MoMA has named its retrospective on the work Joan Miró after his towering masterwork “The Birth of The World,” and indeed, this exhibition is at once a survey of the artist’s varied repertoire and celebration of the MoMA’s engagement with that work. This gives the show an aura of repetition. Repetition, especially in the creative world, seems at first glance a weakness. In this case, however, the audience is treated to a repetition that is undertaken in much the same way a study is undertaken in the art world and as exemplified in such works on display as “Still Life 2,” which finds its context in the tradition of repetition with difference.
WHAT: Joan Miró: Birth of the World
WHERE: MoMA, New York
WHEN: Through June 15, 2019
Against such trademark pieces as those mentioned above and “The Beautiful Bird Revealing the Unknown to a Pair of Lovers,” paintings which are iconic in terms of Miró’s ultra-recognizable style, MoMA presents not only pieces from books illustrated by the artist or commemorating previous shows at MoMA, but also mixed media sculpture and relief pieces.

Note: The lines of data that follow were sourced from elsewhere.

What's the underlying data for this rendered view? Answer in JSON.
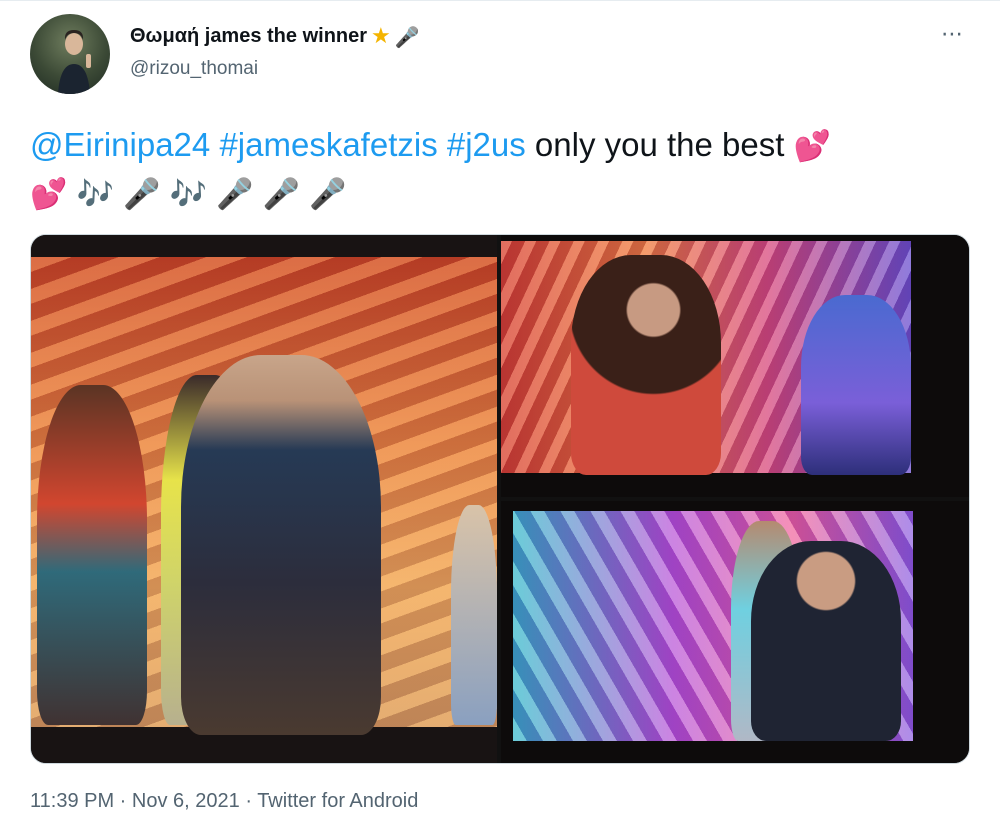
{
  "author": {
    "display_name": "Θωμαή james the winner",
    "name_emoji_1": "★",
    "name_emoji_2": "🎤",
    "handle": "@rizou_thomai"
  },
  "menu_icon": "⋯",
  "tweet": {
    "mention": "@Eirinipa24",
    "hashtag_1": "#jameskafetzis",
    "hashtag_2": "#j2us",
    "text": " only you the best ",
    "emoji_line_1": "💕",
    "emoji_line_2": [
      "💕",
      "🎶",
      "🎤",
      "🎶",
      "🎤",
      "🎤",
      "🎤"
    ]
  },
  "icons": {
    "heart": "two-hearts-icon",
    "note": "musical-notes-icon",
    "mic": "microphone-icon"
  },
  "meta": {
    "time": "11:39 PM",
    "sep1": " · ",
    "date": "Nov 6, 2021",
    "sep2": " · ",
    "source": "Twitter for Android"
  },
  "colors": {
    "link": "#1d9bf0",
    "secondary": "#536471"
  }
}
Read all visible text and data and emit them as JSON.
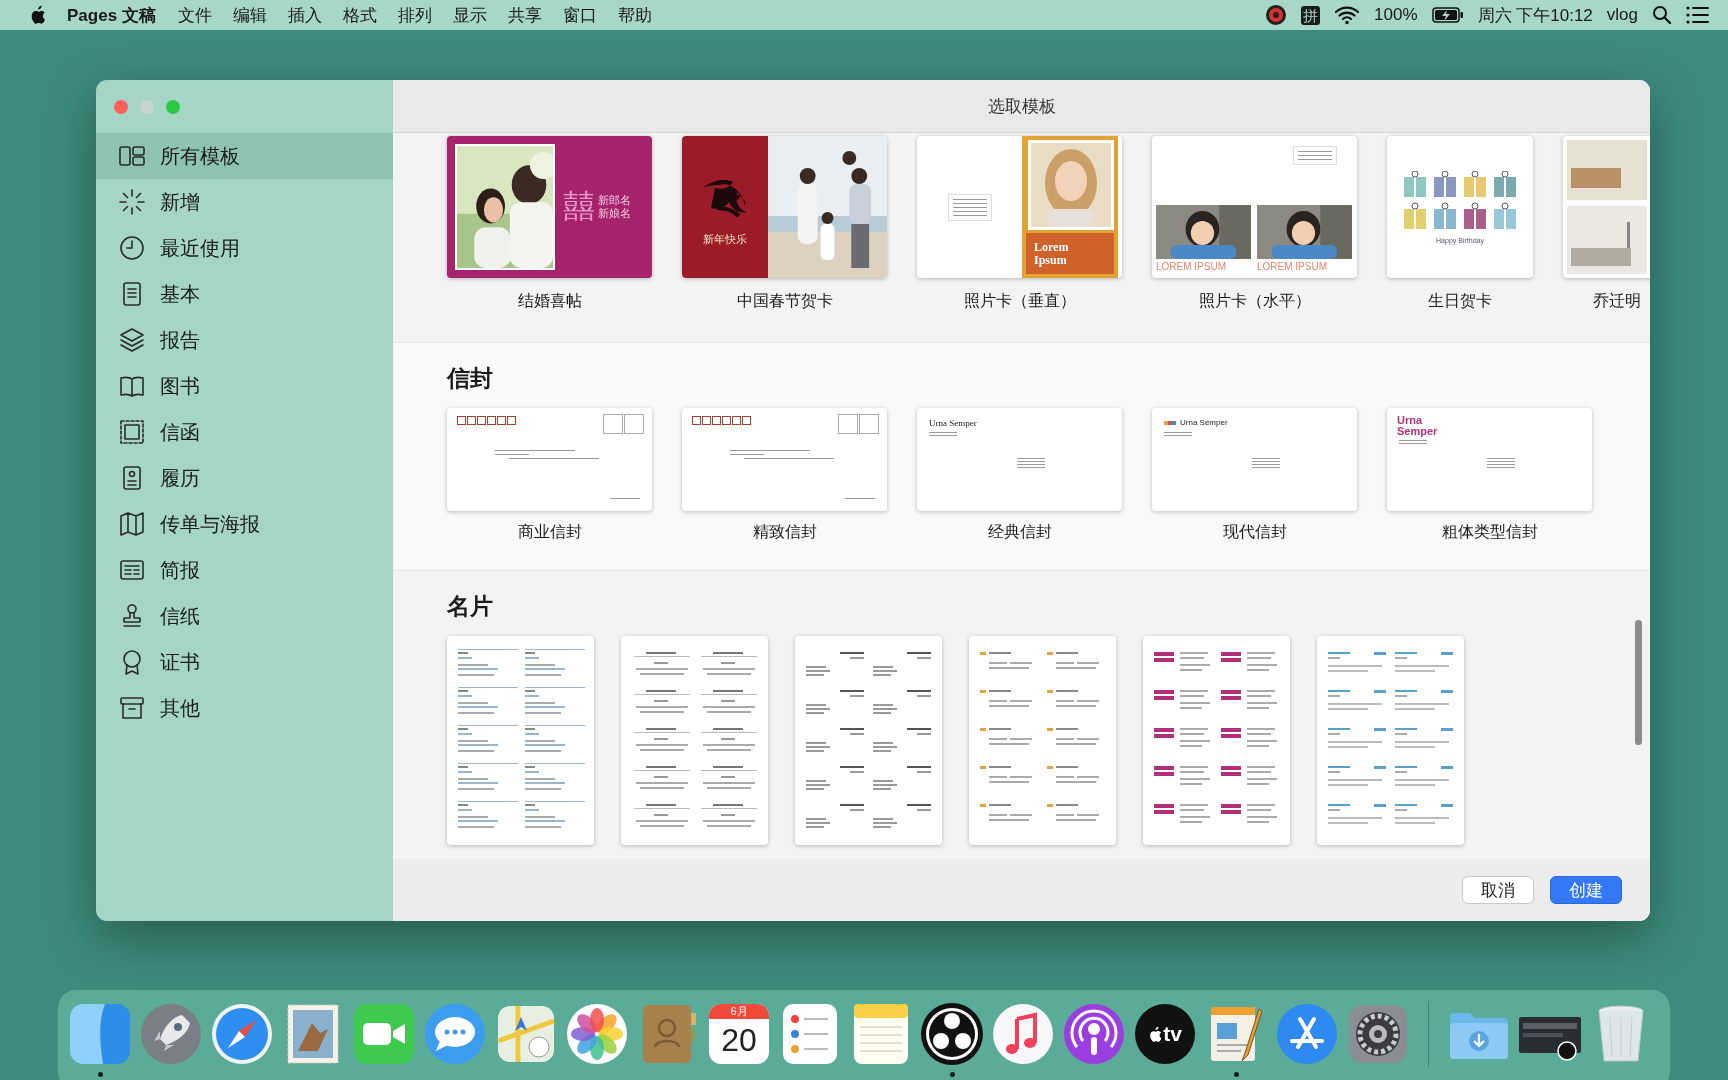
{
  "menu_bar": {
    "app_name": "Pages 文稿",
    "menus": [
      "文件",
      "编辑",
      "插入",
      "格式",
      "排列",
      "显示",
      "共享",
      "窗口",
      "帮助"
    ],
    "input_method": "拼",
    "battery": "100%",
    "clock": "周六 下午10:12",
    "user": "vlog"
  },
  "window": {
    "title": "选取模板"
  },
  "sidebar": {
    "items": [
      {
        "label": "所有模板",
        "kind": "grid",
        "selected": true
      },
      {
        "label": "新增",
        "kind": "sparkle",
        "selected": false
      },
      {
        "label": "最近使用",
        "kind": "clock",
        "selected": false
      },
      {
        "label": "基本",
        "kind": "page",
        "selected": false
      },
      {
        "label": "报告",
        "kind": "layers",
        "selected": false
      },
      {
        "label": "图书",
        "kind": "book",
        "selected": false
      },
      {
        "label": "信函",
        "kind": "frame",
        "selected": false
      },
      {
        "label": "履历",
        "kind": "resume",
        "selected": false
      },
      {
        "label": "传单与海报",
        "kind": "map",
        "selected": false
      },
      {
        "label": "简报",
        "kind": "newsletter",
        "selected": false
      },
      {
        "label": "信纸",
        "kind": "stamp",
        "selected": false
      },
      {
        "label": "证书",
        "kind": "ribbon",
        "selected": false
      },
      {
        "label": "其他",
        "kind": "box",
        "selected": false
      }
    ]
  },
  "sections": [
    {
      "kind": "cards",
      "templates": [
        {
          "name": "结婚喜帖",
          "kind": "wedding",
          "texts": [
            "囍",
            "新郎名",
            "新娘名"
          ]
        },
        {
          "name": "中国春节贺卡",
          "kind": "spring",
          "texts": [
            "新年快乐"
          ]
        },
        {
          "name": "照片卡（垂直）",
          "kind": "photo-vertical",
          "texts": [
            "Lorem",
            "Ipsum"
          ]
        },
        {
          "name": "照片卡（水平）",
          "kind": "photo-horizontal",
          "texts": [
            "LOREM IPSUM",
            "LOREM IPSUM"
          ]
        },
        {
          "name": "生日贺卡",
          "kind": "birthday",
          "texts": [
            "Happy Birthday"
          ]
        },
        {
          "name": "乔迁明",
          "kind": "moving"
        }
      ]
    },
    {
      "kind": "envelopes",
      "heading": "信封",
      "templates": [
        {
          "name": "商业信封",
          "kind": "env-stamp"
        },
        {
          "name": "精致信封",
          "kind": "env-stamp"
        },
        {
          "name": "经典信封",
          "kind": "env-classic",
          "texts": [
            "Urna Semper"
          ]
        },
        {
          "name": "现代信封",
          "kind": "env-modern",
          "texts": [
            "Urna Semper"
          ]
        },
        {
          "name": "粗体类型信封",
          "kind": "env-bold",
          "texts": [
            "Urna",
            "Semper"
          ]
        }
      ]
    },
    {
      "kind": "business-cards",
      "heading": "名片",
      "templates": [
        {
          "kind": "card-basic"
        },
        {
          "kind": "card-fine"
        },
        {
          "kind": "card-classic"
        },
        {
          "kind": "card-modern"
        },
        {
          "kind": "card-bold"
        },
        {
          "kind": "card-informal"
        }
      ]
    }
  ],
  "buttons": [
    {
      "label": "取消",
      "kind": "secondary"
    },
    {
      "label": "创建",
      "kind": "primary"
    }
  ],
  "dock": {
    "apps": [
      {
        "kind": "finder",
        "running": true
      },
      {
        "kind": "launchpad",
        "running": false
      },
      {
        "kind": "safari",
        "running": false
      },
      {
        "kind": "mail",
        "running": false
      },
      {
        "kind": "facetime",
        "running": false
      },
      {
        "kind": "messages",
        "running": false
      },
      {
        "kind": "maps",
        "running": false
      },
      {
        "kind": "photos",
        "running": false
      },
      {
        "kind": "contacts",
        "running": false
      },
      {
        "kind": "calendar",
        "running": false,
        "month": "6月",
        "day": "20"
      },
      {
        "kind": "reminders",
        "running": false
      },
      {
        "kind": "notes",
        "running": false
      },
      {
        "kind": "obs",
        "running": true
      },
      {
        "kind": "music",
        "running": false
      },
      {
        "kind": "podcasts",
        "running": false
      },
      {
        "kind": "tv",
        "running": false,
        "label": "tv"
      },
      {
        "kind": "pages",
        "running": true
      },
      {
        "kind": "appstore",
        "running": false
      },
      {
        "kind": "settings",
        "running": false
      }
    ],
    "others": [
      {
        "kind": "downloads"
      },
      {
        "kind": "screenshot"
      },
      {
        "kind": "trash"
      }
    ]
  }
}
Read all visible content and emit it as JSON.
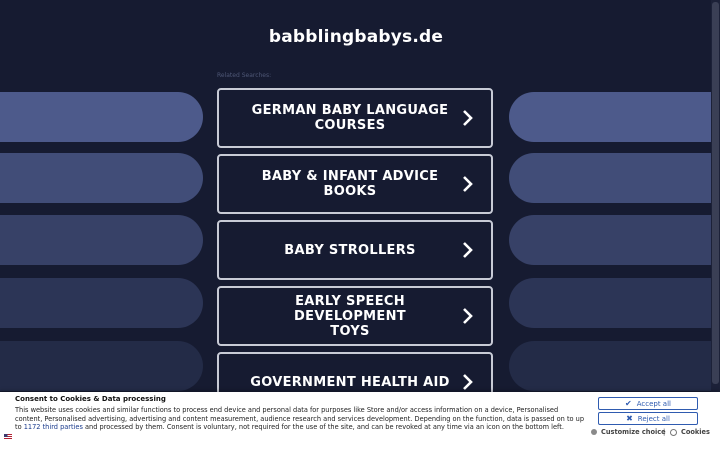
{
  "site": {
    "domain": "babblingbabys.de"
  },
  "related_label": "Related Searches:",
  "results": [
    {
      "line1": "GERMAN BABY LANGUAGE",
      "line2": "COURSES"
    },
    {
      "line1": "BABY & INFANT ADVICE BOOKS",
      "line2": ""
    },
    {
      "line1": "BABY STROLLERS",
      "line2": ""
    },
    {
      "line1": "EARLY SPEECH DEVELOPMENT",
      "line2": "TOYS"
    },
    {
      "line1": "GOVERNMENT HEALTH AID",
      "line2": ""
    }
  ],
  "consent": {
    "title": "Consent to Cookies & Data processing",
    "text_before_link": "This website uses cookies and similar functions to process end device and personal data for purposes like Store and/or access information on a device, Personalised content, Personalised advertising, advertising and content measurement, audience research and services development. Depending on the function, data is passed on to up to ",
    "link_text": "1172 third parties",
    "text_after_link": " and processed by them. Consent is voluntary, not required for the use of the site, and can be revoked at any time via an icon on the bottom left.",
    "accept_label": "Accept all",
    "reject_label": "Reject all",
    "customize_label": "Customize choice",
    "separator": "|",
    "cookies_label": "Cookies"
  },
  "colors": {
    "background": "#161b31",
    "card_border": "#c8cbd6",
    "button_blue": "#2f5bb0",
    "stripe_1": "#4d5b8c",
    "stripe_5": "#222b48"
  }
}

These works are mixed into the gallery and resonate with the various periods of the artist’s two-dimensional work in a contrasting and synergistic way. Picasso once remarked that “Still Life 2” was itself, a poem. This observation could be appropriately applied to the whole of the show, which is as expressive and forward- looking as it is historical and nostalgic. As a sort of “Selected Works,” one could not do better than what the MoMA has decided to exhibit. The works of plastic arts on display betray a depth throughout the oeuvre that reinterprets the painter for initiates and satisfies the curiosities of the formerly-initiate, allowing this sampling of the artist’s production to be read as a collection of texts, shedding light not merely on Miró’s distinctive aesthetic, but on the relation of the aesthetic to the whole of his artistic perspective.
MoMA is scheduled to shut down for four months starting Saturday to complete a $450 million renovation, adding 40,000 square feet and improving the odd flow. According to the New York Times, the most important element of this renovation will be the radical revising of “the story of modernism as we know it — linear and dominated by European male geniuses.” If that’s indeed the case, the gallery’s take on Joan Miró offers a powerful glimpse of a demographic quickly being put out to pasture.